**** Information shown ****
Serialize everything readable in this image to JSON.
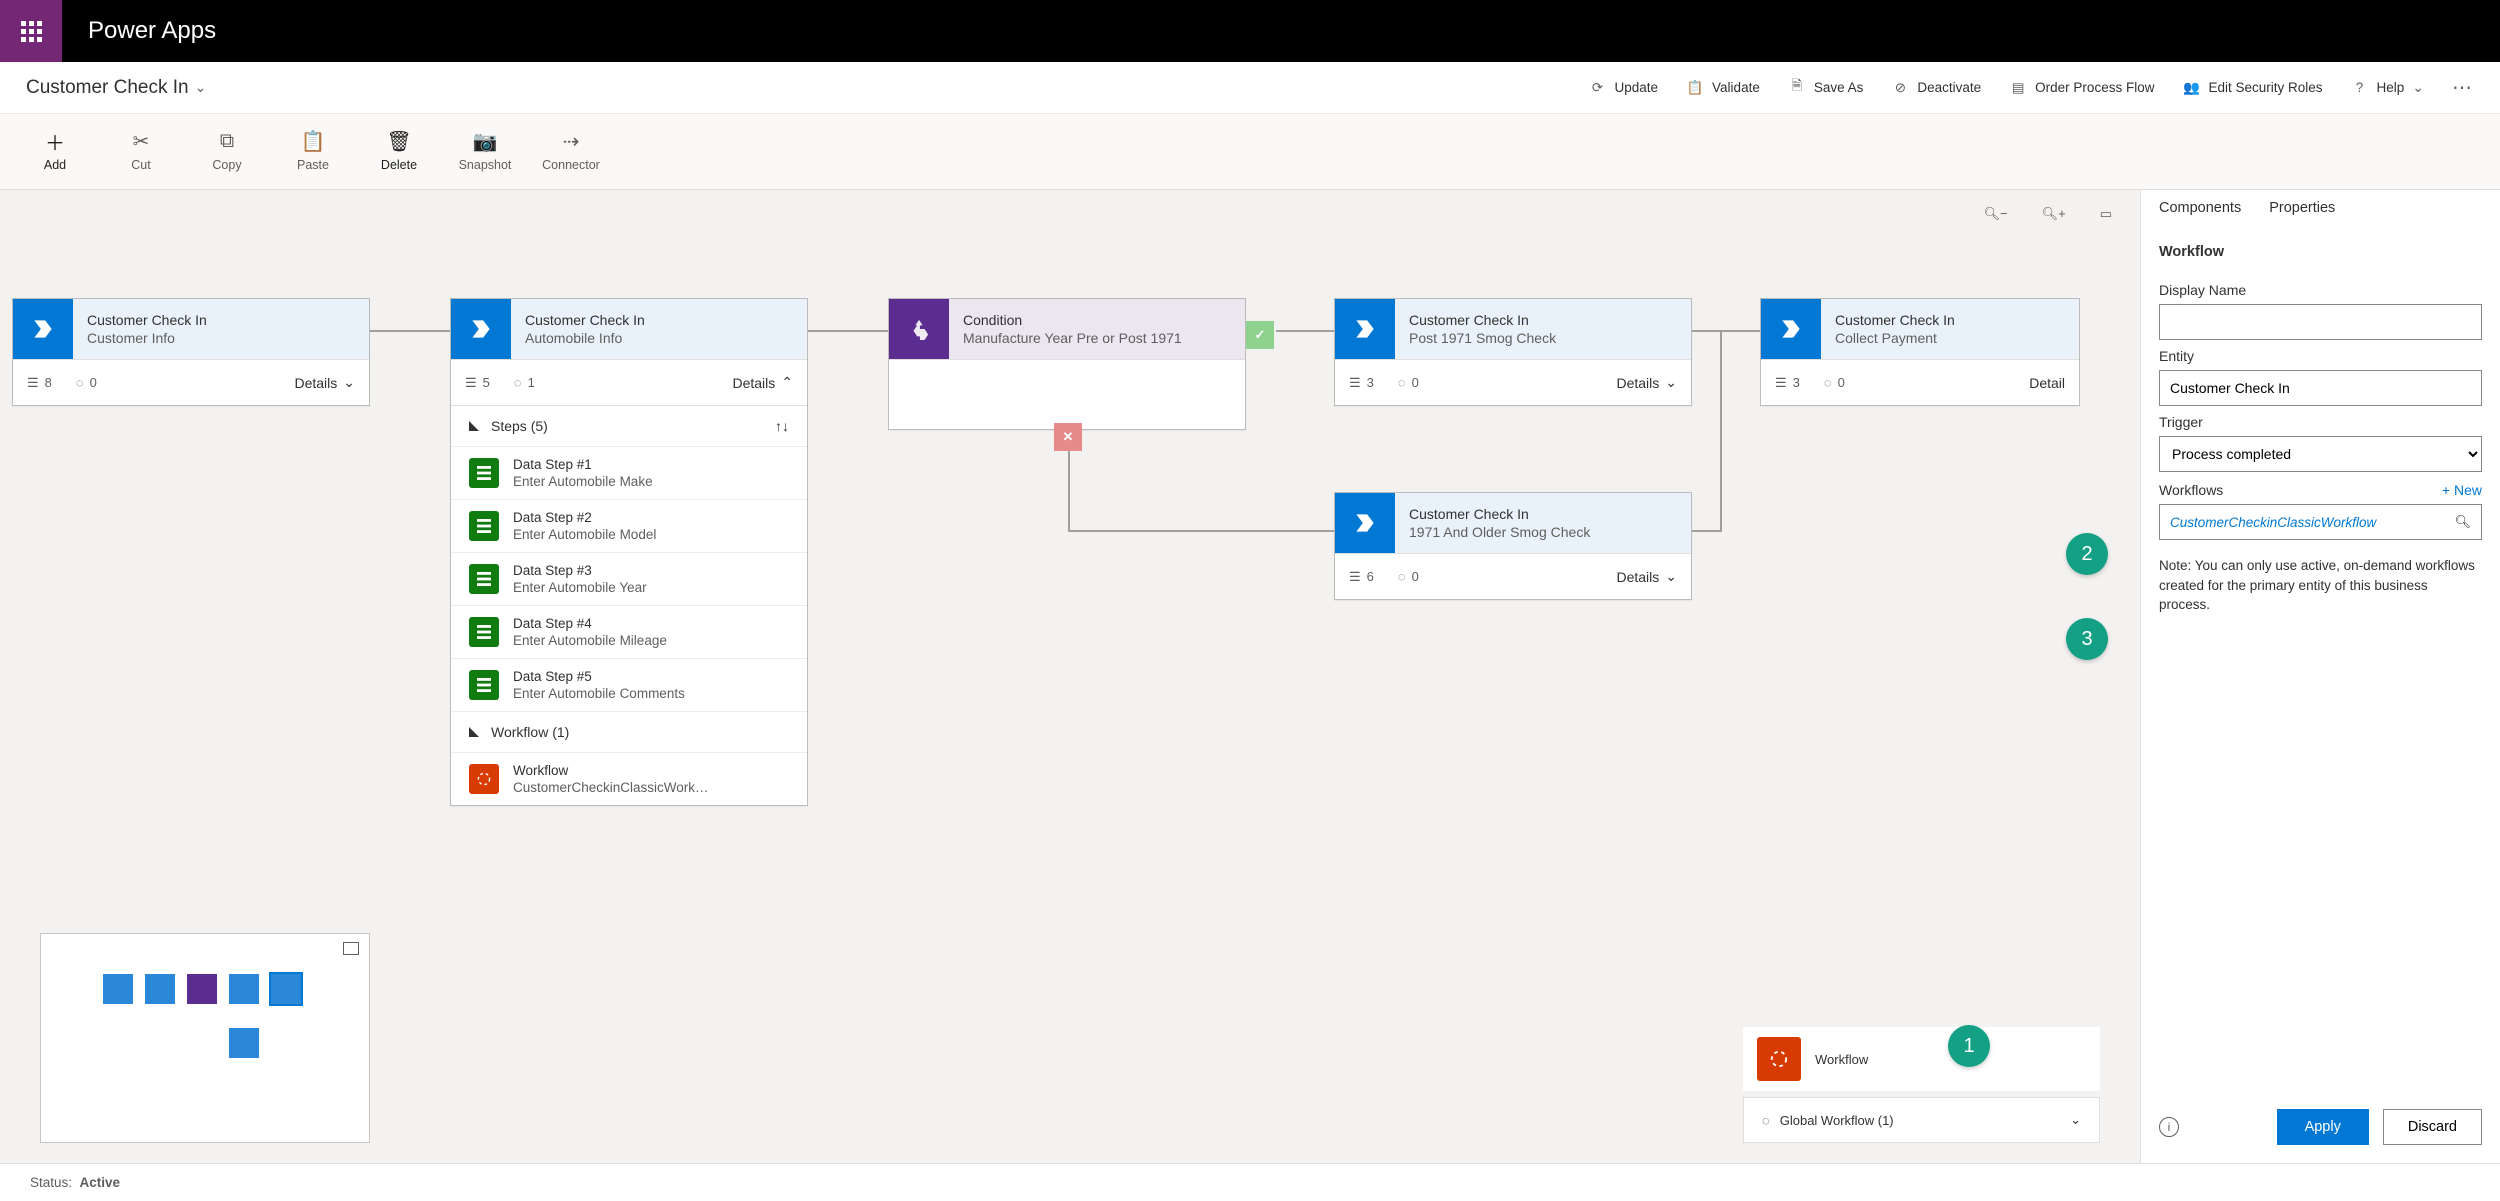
{
  "header": {
    "brand": "Power Apps"
  },
  "cmdrow": {
    "title": "Customer Check In",
    "actions": {
      "update": "Update",
      "validate": "Validate",
      "saveas": "Save As",
      "deactivate": "Deactivate",
      "order": "Order Process Flow",
      "security": "Edit Security Roles",
      "help": "Help"
    }
  },
  "toolbar": {
    "add": "Add",
    "cut": "Cut",
    "copy": "Copy",
    "paste": "Paste",
    "delete": "Delete",
    "snapshot": "Snapshot",
    "connector": "Connector"
  },
  "stages": {
    "s1": {
      "title": "Customer Check In",
      "sub": "Customer Info",
      "steps": "8",
      "wf": "0",
      "details": "Details"
    },
    "s2": {
      "title": "Customer Check In",
      "sub": "Automobile Info",
      "steps": "5",
      "wf": "1",
      "details": "Details",
      "steps_label": "Steps (5)",
      "rows": [
        {
          "t": "Data Step #1",
          "d": "Enter Automobile Make"
        },
        {
          "t": "Data Step #2",
          "d": "Enter Automobile Model"
        },
        {
          "t": "Data Step #3",
          "d": "Enter Automobile Year"
        },
        {
          "t": "Data Step #4",
          "d": "Enter Automobile Mileage"
        },
        {
          "t": "Data Step #5",
          "d": "Enter Automobile Comments"
        }
      ],
      "wf_label": "Workflow (1)",
      "wf_row": {
        "t": "Workflow",
        "d": "CustomerCheckinClassicWork…"
      }
    },
    "cond": {
      "title": "Condition",
      "sub": "Manufacture Year Pre or Post 1971"
    },
    "s3": {
      "title": "Customer Check In",
      "sub": "Post 1971 Smog Check",
      "steps": "3",
      "wf": "0",
      "details": "Details"
    },
    "s4": {
      "title": "Customer Check In",
      "sub": "1971 And Older Smog Check",
      "steps": "6",
      "wf": "0",
      "details": "Details"
    },
    "s5": {
      "title": "Customer Check In",
      "sub": "Collect Payment",
      "steps": "3",
      "wf": "0",
      "details": "Detail"
    }
  },
  "gw": {
    "title": "Workflow",
    "footer": "Global Workflow (1)"
  },
  "panel": {
    "tabs": {
      "components": "Components",
      "properties": "Properties"
    },
    "section": "Workflow",
    "display_name_label": "Display Name",
    "display_name_value": "",
    "entity_label": "Entity",
    "entity_value": "Customer Check In",
    "trigger_label": "Trigger",
    "trigger_value": "Process completed",
    "workflows_label": "Workflows",
    "new_link": "+ New",
    "search_value": "CustomerCheckinClassicWorkflow",
    "note": "Note: You can only use active, on-demand workflows created for the primary entity of this business process.",
    "apply": "Apply",
    "discard": "Discard"
  },
  "callouts": {
    "c1": "1",
    "c2": "2",
    "c3": "3"
  },
  "status": {
    "label": "Status:",
    "value": "Active"
  }
}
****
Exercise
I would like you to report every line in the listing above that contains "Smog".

Response
      "sub": "Post 1971 Smog Check",
      "sub": "1971 And Older Smog Check",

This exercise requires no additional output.